• [Task directions]:
Produce a copy of every line in the records that holds the string "placeholder".

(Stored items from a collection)

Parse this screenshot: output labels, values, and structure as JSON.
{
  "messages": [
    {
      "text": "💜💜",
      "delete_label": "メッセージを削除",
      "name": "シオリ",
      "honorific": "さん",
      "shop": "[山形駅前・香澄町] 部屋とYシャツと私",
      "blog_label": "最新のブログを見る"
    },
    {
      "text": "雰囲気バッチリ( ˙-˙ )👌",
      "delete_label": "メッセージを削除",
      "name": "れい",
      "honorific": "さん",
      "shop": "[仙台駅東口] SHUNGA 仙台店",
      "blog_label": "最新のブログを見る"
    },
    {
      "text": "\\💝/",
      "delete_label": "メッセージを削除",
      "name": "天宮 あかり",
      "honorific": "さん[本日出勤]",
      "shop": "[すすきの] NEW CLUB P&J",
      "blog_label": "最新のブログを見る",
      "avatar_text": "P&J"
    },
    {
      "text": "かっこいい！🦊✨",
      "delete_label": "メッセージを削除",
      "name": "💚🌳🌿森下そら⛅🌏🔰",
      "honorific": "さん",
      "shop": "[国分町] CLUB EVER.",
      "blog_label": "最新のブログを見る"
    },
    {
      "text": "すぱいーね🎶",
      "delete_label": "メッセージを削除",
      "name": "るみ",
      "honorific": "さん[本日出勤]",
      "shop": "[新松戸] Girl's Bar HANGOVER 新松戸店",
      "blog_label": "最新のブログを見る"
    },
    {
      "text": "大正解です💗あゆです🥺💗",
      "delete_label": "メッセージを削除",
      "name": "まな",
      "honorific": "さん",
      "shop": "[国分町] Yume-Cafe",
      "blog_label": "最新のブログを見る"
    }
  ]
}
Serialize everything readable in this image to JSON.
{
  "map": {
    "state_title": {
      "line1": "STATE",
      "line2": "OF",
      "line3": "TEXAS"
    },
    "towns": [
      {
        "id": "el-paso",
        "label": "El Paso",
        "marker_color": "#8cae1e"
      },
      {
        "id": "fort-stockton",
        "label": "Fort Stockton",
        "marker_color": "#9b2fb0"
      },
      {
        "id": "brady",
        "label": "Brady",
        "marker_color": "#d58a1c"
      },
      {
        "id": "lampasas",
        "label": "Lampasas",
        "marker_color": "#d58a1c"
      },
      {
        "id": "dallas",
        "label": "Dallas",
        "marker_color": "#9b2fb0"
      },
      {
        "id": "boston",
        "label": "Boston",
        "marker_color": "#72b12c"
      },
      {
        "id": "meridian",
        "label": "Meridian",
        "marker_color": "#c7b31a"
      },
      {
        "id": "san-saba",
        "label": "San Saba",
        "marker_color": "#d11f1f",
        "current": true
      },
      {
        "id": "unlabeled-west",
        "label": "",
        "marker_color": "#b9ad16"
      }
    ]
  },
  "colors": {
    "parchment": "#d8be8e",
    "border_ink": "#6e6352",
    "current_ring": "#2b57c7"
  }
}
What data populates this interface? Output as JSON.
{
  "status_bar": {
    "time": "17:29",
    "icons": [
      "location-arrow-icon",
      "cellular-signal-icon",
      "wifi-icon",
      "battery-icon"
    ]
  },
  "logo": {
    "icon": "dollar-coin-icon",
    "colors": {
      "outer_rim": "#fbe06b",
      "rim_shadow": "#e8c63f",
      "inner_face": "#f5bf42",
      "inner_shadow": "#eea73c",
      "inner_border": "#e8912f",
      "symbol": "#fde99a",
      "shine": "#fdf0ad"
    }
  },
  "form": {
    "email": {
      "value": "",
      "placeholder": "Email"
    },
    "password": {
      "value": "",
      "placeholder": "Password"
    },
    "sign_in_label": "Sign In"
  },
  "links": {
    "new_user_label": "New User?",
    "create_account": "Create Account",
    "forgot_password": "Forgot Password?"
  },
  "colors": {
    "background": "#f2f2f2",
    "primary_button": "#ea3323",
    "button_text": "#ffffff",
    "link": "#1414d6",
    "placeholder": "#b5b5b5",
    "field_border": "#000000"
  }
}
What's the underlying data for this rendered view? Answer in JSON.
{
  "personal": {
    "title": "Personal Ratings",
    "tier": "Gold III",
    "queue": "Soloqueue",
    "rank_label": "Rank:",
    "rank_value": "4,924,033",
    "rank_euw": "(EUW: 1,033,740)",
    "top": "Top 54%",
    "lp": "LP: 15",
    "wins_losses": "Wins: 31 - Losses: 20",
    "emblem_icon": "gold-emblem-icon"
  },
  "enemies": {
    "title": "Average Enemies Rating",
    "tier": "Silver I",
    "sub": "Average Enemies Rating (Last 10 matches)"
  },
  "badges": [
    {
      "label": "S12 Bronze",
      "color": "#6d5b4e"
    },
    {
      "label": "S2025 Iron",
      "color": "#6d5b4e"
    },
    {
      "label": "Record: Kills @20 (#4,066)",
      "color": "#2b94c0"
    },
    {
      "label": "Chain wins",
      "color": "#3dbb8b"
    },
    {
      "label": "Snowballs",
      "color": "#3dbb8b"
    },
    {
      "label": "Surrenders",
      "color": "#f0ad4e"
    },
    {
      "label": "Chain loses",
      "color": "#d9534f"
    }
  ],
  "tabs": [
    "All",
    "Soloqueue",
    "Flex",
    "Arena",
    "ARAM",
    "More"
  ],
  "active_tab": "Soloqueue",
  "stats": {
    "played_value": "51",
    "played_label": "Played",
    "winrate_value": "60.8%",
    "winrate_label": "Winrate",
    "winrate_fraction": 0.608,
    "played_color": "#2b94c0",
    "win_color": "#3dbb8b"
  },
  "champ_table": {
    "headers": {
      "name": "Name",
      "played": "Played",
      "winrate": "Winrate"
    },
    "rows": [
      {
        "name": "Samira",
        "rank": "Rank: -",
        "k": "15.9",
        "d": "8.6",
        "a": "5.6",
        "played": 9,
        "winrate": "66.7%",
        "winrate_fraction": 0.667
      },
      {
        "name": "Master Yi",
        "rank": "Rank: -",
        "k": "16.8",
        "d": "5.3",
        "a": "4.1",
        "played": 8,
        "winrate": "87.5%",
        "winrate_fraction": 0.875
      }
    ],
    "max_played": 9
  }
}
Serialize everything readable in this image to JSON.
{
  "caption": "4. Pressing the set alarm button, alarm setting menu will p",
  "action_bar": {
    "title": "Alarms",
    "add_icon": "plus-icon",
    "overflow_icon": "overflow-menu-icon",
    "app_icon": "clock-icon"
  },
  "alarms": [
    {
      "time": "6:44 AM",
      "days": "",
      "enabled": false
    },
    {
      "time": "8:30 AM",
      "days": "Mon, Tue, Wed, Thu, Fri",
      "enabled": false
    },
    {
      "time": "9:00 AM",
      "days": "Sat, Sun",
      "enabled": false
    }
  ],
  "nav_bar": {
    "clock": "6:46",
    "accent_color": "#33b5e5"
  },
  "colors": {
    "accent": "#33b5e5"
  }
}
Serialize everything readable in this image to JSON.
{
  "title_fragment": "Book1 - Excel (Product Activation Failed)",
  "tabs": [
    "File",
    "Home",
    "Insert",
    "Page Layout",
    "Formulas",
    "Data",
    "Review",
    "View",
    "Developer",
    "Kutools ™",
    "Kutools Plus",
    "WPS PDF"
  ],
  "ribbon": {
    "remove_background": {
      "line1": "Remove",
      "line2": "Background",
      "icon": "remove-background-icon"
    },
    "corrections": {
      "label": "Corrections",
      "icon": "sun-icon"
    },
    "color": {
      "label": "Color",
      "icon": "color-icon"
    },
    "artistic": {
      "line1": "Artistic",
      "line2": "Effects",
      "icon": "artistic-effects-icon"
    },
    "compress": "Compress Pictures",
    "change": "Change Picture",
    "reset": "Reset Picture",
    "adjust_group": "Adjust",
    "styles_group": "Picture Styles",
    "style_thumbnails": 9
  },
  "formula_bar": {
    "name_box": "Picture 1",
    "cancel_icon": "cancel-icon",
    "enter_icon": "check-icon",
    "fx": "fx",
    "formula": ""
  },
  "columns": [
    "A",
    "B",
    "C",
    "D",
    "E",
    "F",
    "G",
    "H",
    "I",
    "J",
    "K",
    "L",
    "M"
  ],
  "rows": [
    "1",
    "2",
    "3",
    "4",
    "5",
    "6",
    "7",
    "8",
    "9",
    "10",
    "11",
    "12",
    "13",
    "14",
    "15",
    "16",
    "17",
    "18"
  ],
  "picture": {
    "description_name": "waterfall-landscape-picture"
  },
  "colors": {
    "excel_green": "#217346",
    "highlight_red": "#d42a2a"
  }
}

• [Solved problem]:
      "placeholder": "Email"
      "placeholder": "Password"
    "placeholder": "#b5b5b5",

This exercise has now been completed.